I thought this might be of interest gathered together. Since I have looked it up largely from only two sources (www.etymonline.com and Brewer's Dictionary of Phrase and Fable), serious scholars are invited to correct errors of omission and commission.

If the sources are correct, Subalterns really aren't going to like it.....


"Why am I a Private? I hear you ask.

Well, the term dates from 1579 and was at that time becoming an acceptable replacement (Political Correctness in the seventeenth century, forsooth!) for the phrase, "Common," i.e. Common Soldier and the associated snobbish overtones inherent in that. Originally Latin privatus meaning set apart, belonging to onself.

Similarly:

Soldier
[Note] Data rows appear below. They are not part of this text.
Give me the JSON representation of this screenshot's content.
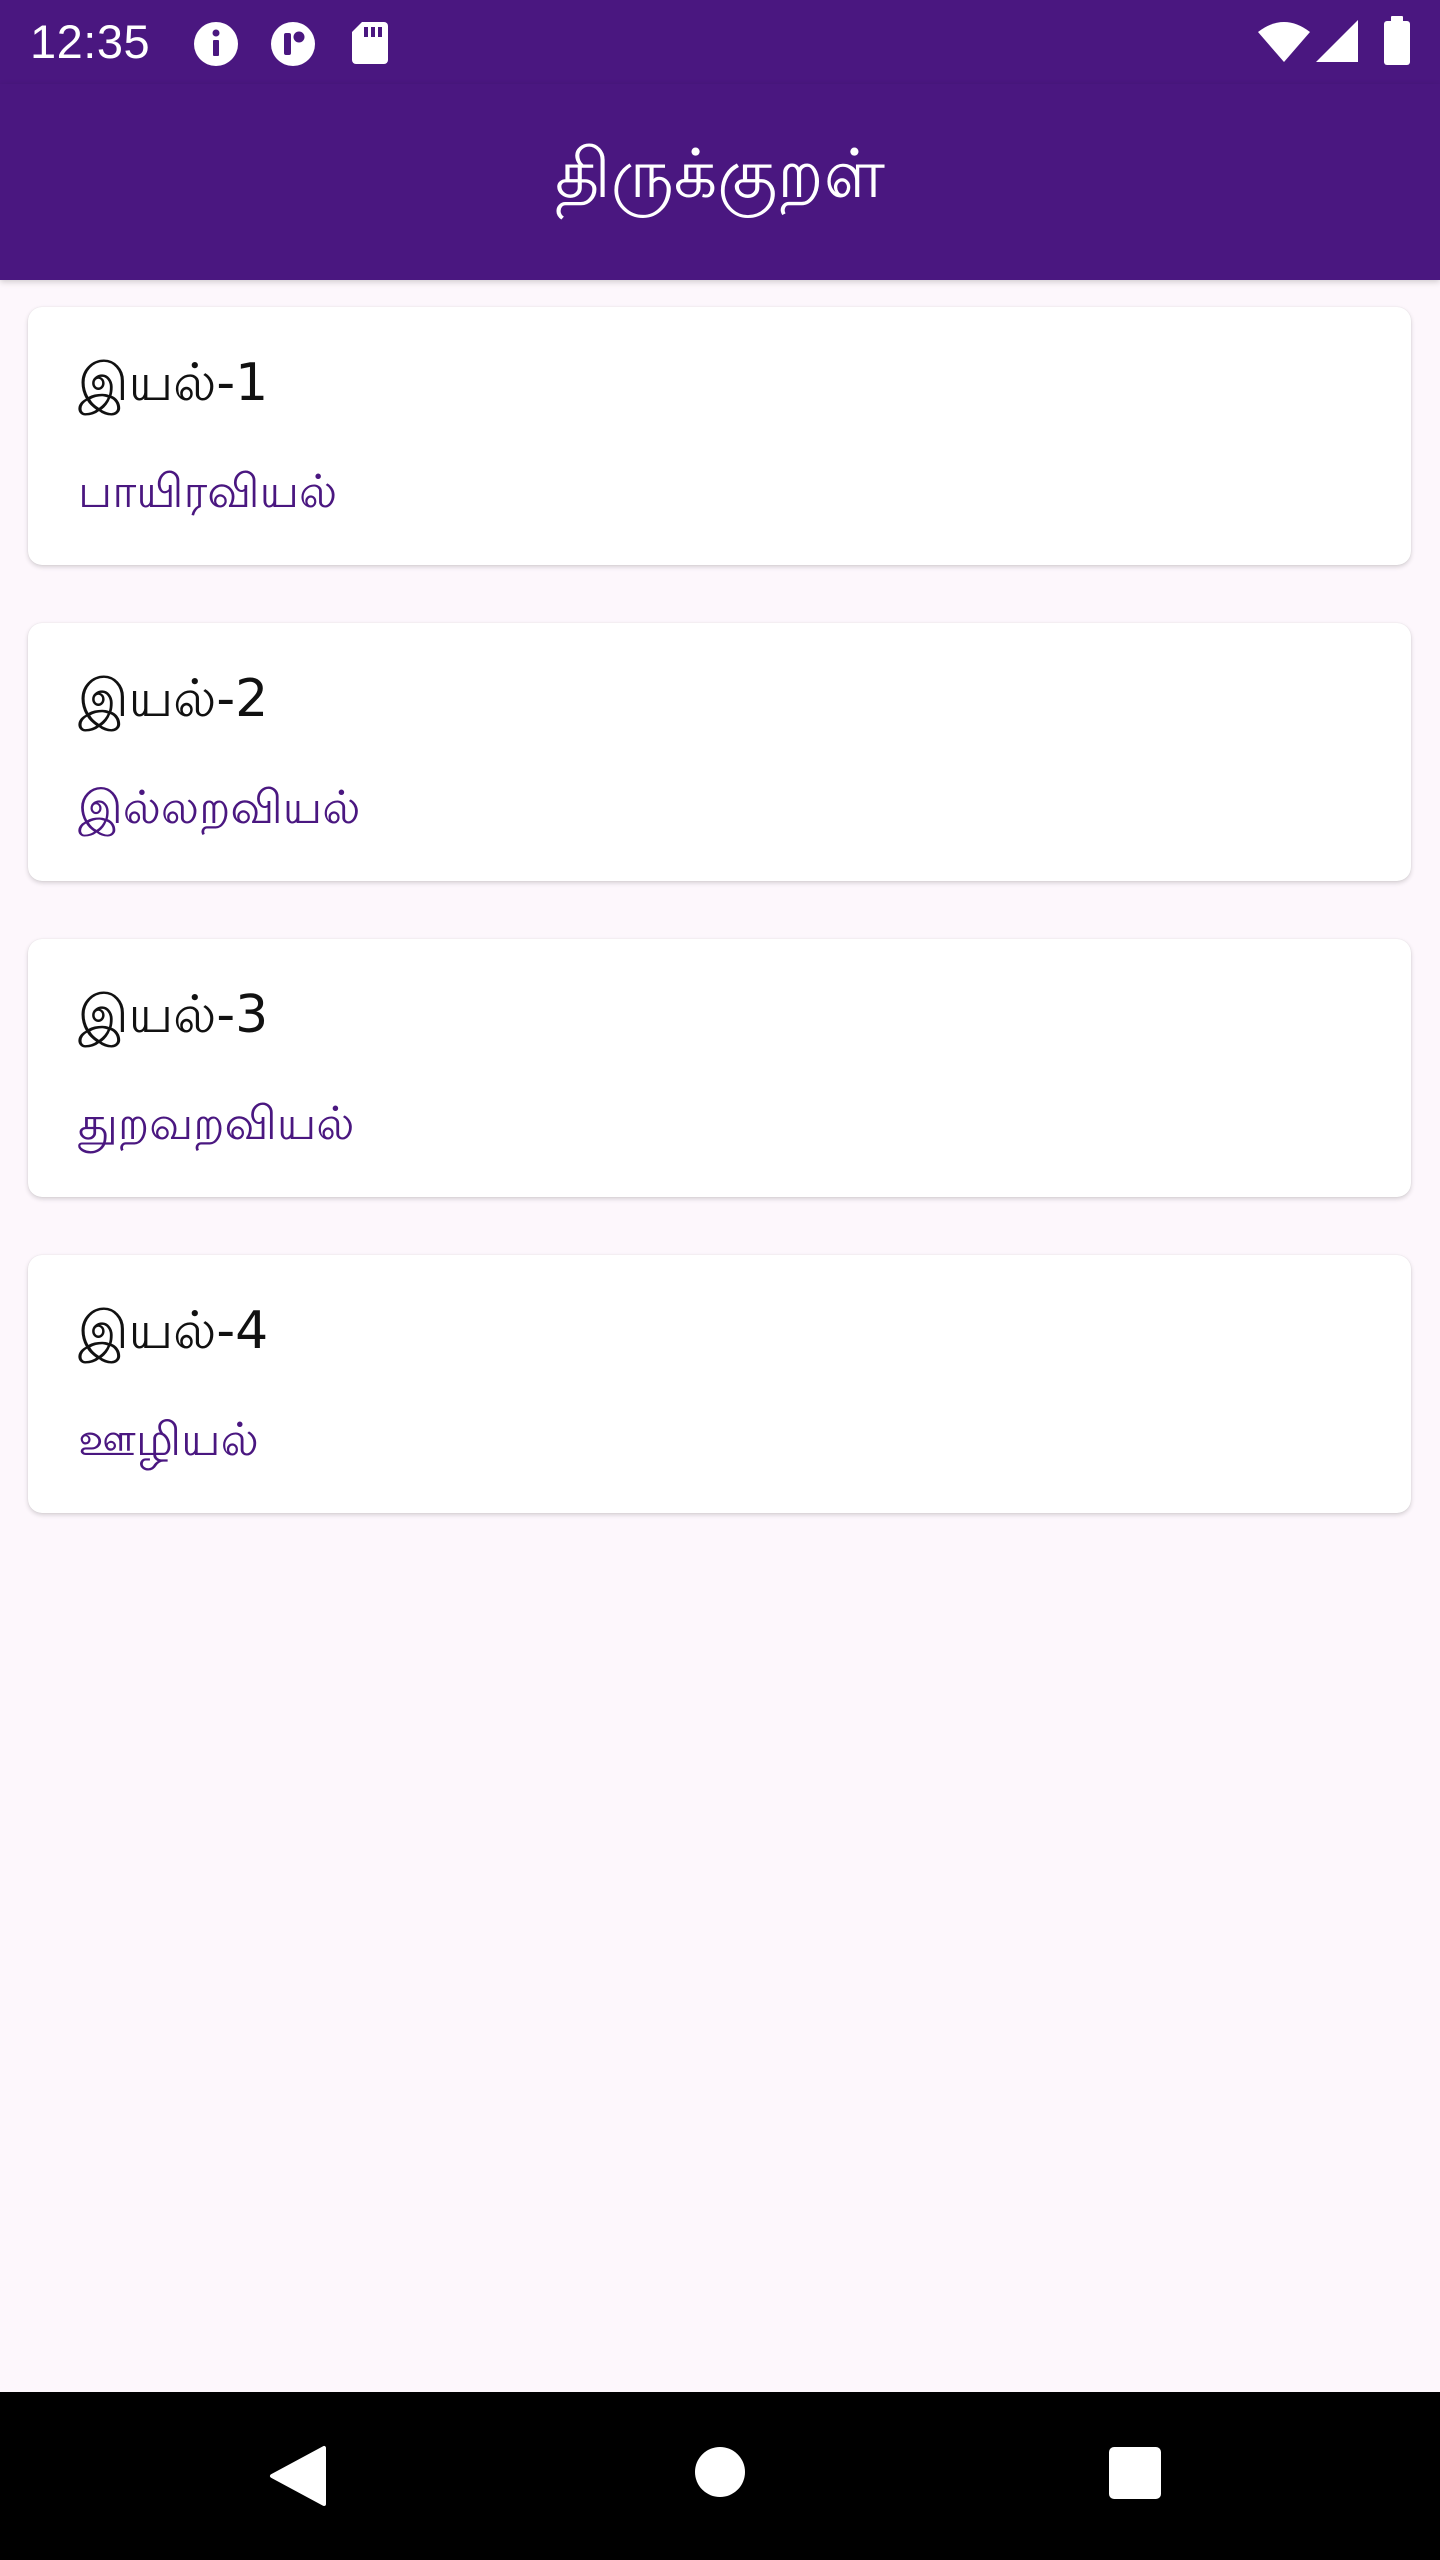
{
  "status_bar": {
    "time": "12:35",
    "left_icons": [
      "info-icon",
      "vpn-key-icon",
      "sd-card-icon"
    ],
    "right_icons": [
      "wifi-icon",
      "cell-signal-icon",
      "battery-icon"
    ]
  },
  "app_bar": {
    "title": "திருக்குறள்"
  },
  "sections": [
    {
      "title": "இயல்-1",
      "subtitle": "பாயிரவியல்"
    },
    {
      "title": "இயல்-2",
      "subtitle": "இல்லறவியல்"
    },
    {
      "title": "இயல்-3",
      "subtitle": "துறவறவியல்"
    },
    {
      "title": "இயல்-4",
      "subtitle": "ஊழியல்"
    }
  ],
  "nav_bar": {
    "buttons": [
      "back-icon",
      "home-icon",
      "recents-icon"
    ]
  },
  "colors": {
    "primary": "#4A1780",
    "background": "#FDF7FC",
    "card": "#FFFFFF",
    "title_text": "#111111",
    "subtitle_text": "#4A1780",
    "nav_bar": "#000000"
  }
}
Dates from around 1300 and derives from the Old French soudier, "one who serves in the army for pay." This, in turn, comes from Mediaeval Latin, soldarius derived from solidus - a Roman gold coin.

Pioneer

From 1523, "a foot soldier who prepares the way for the army." From Mediaeval French pionnier from Old French paonier, "foot soldier."

Sapper

From Mediaeval French, saper, from sappe, "spade".

Gunner

The term, "gunne," appears in 1339 as, "an engine of war that throws rocks, arrows or other missiles. Apparently, and it grieves me to repeat it, it is probably a shortening of the female name, Gunhilda. In Mediaeval English, gonnilde, meant cannon. Then again, in the modern army, it's probably as appropriate as any derivation.

Bombardier

First recorded in 1560. From French, bombarde, a mortar. Also a bassoon-like musical instrument of around 1393.

Corporal

From 1579. Mediaeval French (you see the theme developing here...) from Italian, capo, chief, head. So called for being in charge of a body of troops.

Sergeant

From around 1200. Means, "servant." From Old French, sergent; from Mediaeval Latin servientum, "servant, vassal, soldier." In the sense of Non Commissioned Officer, first recorded in 1548 but originally had a slightly different conotation (a good example here) to the rank currently pertaining.

Lieutenant

French again, lieu="place", tenant="holding", i.e. somebody who acts in the absence of his superior. Literally "placeholder".



Officers: Second Lieutenant | Lieutenant | Captain | Major | Lieutenant Colonel | Colonel | Brigadier | Major-General | Lieutenant-General | General | Field Marshal
Non-commissioned: Private | Lance Corporal | Corporal | Sergeant | Staff Sergeant | Warrant Officer Class 2 | Warrant Officer Class 1